Greece’s strategic planning for the 2007 – 2013 period is implemented through eight sectoral Operational Programmes and five regional Operational Programmes. The regional OP for Crete and the Aegean Islands is financed exclusively through the European Regional Development Fund (EUR 871 million) and covers three regions: Crete, the Northern Aegean islands (both “Convergence”) and the Southern Aegean islands (“Competitiveness and Employment”). The Intermediate Managing Authority of Crete is the authority responsible for managing the actions of the OP “Crete and the Aegean Islands 2007 – 2013” within the administrative boundaries of the Region of Crete.

Most health references in the “OP for Crete and the Aegean Islands 2007 – 2013” with regard to the region of Crete are related to direct spending on healthcare and especially on health infrastructure under Priority Axis 7 Sustainable Development and Qualify of Life in Crete. Direct references to health are also made in the SWOT analysis and the summary of the Strategic Environmental Impact Assessment. Health is also given consideration when assessing the consistency of the OP with the Strategic Guidelines on Cohesion Policy as well as when assessing the effectiveness of the strategies employed by the OP.

The interview with the Department of Regional Health and Welfare Chart of Crete (DRH) expert revealed that cooperation between the regional health authority and the Intermediate Managing Authority of Crete is very good; nevertheless, although “there is still room for improvement”. With regards to DRH’s organization and participation in the region’s policy-making, the DRH expert noted that the continuous changes in the form and administration of his authority prevent it from having coherent policy objectives; moreover, he argued that the Ministry of Health and Social Solidarity could have participated more dynamically in the drafting of the NSRF so that more direct references to health were included in both the NSRF and the OP for Crete and the Aegean Islands. Finally, the DRH expert underlined that his authority is interested in the health effects of both health and non-health Structural Fund Investments.

References

Regional Operational Programme “Crete and the Aegean Islands” 2007 – 2013:
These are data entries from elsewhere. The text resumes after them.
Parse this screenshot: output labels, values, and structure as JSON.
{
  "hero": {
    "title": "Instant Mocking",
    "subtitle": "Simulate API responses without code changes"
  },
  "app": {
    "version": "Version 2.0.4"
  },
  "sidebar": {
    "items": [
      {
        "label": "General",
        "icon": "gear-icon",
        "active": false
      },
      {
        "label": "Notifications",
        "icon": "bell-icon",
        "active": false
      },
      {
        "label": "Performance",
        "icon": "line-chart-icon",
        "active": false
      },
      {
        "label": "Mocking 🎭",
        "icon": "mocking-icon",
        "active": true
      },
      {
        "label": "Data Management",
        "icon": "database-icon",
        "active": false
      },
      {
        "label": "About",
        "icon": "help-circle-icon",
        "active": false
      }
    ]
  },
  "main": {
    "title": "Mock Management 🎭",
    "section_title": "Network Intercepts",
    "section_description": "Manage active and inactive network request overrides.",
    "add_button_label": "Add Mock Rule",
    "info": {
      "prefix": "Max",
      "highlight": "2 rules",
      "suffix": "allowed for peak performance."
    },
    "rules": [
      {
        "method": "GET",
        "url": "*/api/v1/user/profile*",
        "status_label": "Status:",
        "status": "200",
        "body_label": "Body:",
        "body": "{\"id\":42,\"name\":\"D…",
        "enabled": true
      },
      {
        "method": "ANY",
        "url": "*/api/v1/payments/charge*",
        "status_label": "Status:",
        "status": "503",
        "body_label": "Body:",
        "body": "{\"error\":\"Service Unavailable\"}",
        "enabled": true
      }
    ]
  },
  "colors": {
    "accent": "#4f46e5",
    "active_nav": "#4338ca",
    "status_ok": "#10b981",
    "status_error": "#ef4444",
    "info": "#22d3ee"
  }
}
http://www.kriti-aigaio.gr/elibrary/Episimo_Keimeno_Kritis-Nison_Aigaiou.pdf(available only in Greek).

National Strategic Reference Framework2007 – 2013:

http://www.espa.gr/elibrary/NSRF%20document_english.pdf

National Strategy on Public Health 2008 – 2012:

http://www.yyka.gov.gr/articles/health/domes-kai-draseis-gia-thn-ygeia/ethnika-sxedia-drashs/95-ethnika-sxedia-drashs?fdl=230  (available only in Greek).

Interviews

Interview with Mr. Stamatis Kardassis, Department of Regional Health and Welfare Authority Chart of Crete, 20 May 2011.


[1]This is the latest currently available data; an update survey is ongoing at the time of writing.

[2]5TH Cohesion Policy Report.

[3]Regional Operational Programme “Crete and the Aegean Islands” 2007 – 2013, p. 29.

[4]Two regions, Sterea Ellada and Southern Aegean Islands, are phasing-in regions under the Competitiveness Objective while three, Attiki, Central Macedonia and Western Macedonia  are phasing-out regions of the Convergence Objective.

[5]The analysis of health in the programme in this case study covers the region of Crete only.

[6]National Strategic Reference Framework2007 – 2013, p. 114, 115 and 117.

[9]Apart from the NSFR 2007 – 2013, all other information was available only in Greek; it has been translated into English by the case study author.

[13]Ibid.

[14]OP for Crete and the Aegean Islands 2007 – 2013, p. 66.

[15]Ibid, p. 173.

[16]OP Crete and the Aegean Islands 2007 – 2013, p. 228.

[17]Ibidp. 55.

[18]Ibidp. 225.

[19]The IMA of Crete stated that it did not have the authority to comment on issues related to strategic planning and programming, as this is done at the national level MA and the health ministry.

[20]Ibid